»»
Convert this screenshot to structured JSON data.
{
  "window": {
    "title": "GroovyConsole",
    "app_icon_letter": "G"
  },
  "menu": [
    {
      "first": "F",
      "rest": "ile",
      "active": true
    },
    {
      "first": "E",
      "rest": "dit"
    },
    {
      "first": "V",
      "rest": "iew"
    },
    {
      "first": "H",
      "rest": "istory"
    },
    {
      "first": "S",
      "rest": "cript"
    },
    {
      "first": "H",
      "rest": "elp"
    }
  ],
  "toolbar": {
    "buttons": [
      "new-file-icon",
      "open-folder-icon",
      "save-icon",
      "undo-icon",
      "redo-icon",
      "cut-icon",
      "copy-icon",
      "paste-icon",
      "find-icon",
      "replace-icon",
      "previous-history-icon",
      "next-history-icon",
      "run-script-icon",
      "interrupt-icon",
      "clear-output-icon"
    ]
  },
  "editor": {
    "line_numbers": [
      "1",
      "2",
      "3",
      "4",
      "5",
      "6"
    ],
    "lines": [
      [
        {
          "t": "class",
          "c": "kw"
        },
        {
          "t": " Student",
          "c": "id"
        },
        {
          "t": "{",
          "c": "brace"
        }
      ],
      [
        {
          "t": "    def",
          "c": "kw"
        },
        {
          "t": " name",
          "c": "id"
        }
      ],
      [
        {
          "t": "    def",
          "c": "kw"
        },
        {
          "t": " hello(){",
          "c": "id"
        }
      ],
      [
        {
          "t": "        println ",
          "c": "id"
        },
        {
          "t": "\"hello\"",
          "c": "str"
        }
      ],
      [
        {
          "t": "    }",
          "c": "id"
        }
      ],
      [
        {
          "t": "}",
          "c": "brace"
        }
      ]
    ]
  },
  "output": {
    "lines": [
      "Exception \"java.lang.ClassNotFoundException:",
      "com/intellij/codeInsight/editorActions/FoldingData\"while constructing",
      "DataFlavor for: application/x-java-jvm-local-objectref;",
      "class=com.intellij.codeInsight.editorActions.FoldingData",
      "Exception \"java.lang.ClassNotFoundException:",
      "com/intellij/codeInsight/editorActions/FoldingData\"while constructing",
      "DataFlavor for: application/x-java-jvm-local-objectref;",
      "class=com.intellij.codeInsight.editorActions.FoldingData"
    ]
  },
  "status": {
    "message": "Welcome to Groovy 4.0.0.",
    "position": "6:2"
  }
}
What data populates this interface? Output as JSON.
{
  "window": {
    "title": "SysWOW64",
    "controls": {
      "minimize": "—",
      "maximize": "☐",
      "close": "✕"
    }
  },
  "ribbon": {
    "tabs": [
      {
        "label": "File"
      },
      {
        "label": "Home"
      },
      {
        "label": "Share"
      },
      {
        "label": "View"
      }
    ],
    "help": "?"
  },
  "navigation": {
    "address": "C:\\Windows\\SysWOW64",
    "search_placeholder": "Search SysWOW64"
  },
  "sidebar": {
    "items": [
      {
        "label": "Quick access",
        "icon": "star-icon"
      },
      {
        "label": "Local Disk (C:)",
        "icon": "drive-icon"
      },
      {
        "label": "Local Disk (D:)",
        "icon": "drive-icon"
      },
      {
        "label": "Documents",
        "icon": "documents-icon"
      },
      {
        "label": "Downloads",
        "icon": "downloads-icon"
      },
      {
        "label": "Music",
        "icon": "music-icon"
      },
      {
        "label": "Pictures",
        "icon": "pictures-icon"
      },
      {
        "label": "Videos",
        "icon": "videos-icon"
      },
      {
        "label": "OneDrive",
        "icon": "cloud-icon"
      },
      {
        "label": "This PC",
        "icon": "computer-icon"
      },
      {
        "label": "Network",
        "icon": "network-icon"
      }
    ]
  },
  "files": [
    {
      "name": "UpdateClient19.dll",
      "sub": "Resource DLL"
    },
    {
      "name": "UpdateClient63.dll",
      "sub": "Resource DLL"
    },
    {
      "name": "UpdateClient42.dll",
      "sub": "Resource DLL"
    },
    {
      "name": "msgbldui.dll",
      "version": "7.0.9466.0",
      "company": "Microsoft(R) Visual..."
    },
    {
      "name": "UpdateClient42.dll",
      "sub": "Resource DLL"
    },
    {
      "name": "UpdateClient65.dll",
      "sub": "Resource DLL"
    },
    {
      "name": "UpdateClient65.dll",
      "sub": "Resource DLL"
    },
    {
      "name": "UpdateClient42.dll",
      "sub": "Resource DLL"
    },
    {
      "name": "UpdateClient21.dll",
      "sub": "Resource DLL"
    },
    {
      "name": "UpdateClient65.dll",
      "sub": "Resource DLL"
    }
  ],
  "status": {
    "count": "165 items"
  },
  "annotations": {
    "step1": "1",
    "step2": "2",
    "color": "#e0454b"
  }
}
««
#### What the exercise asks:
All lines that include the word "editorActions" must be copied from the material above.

#### Finished exercise:
      "com/intellij/codeInsight/editorActions/FoldingData\"while constructing",
      "class=com.intellij.codeInsight.editorActions.FoldingData",
      "com/intellij/codeInsight/editorActions/FoldingData\"while constructing",
      "class=com.intellij.codeInsight.editorActions.FoldingData"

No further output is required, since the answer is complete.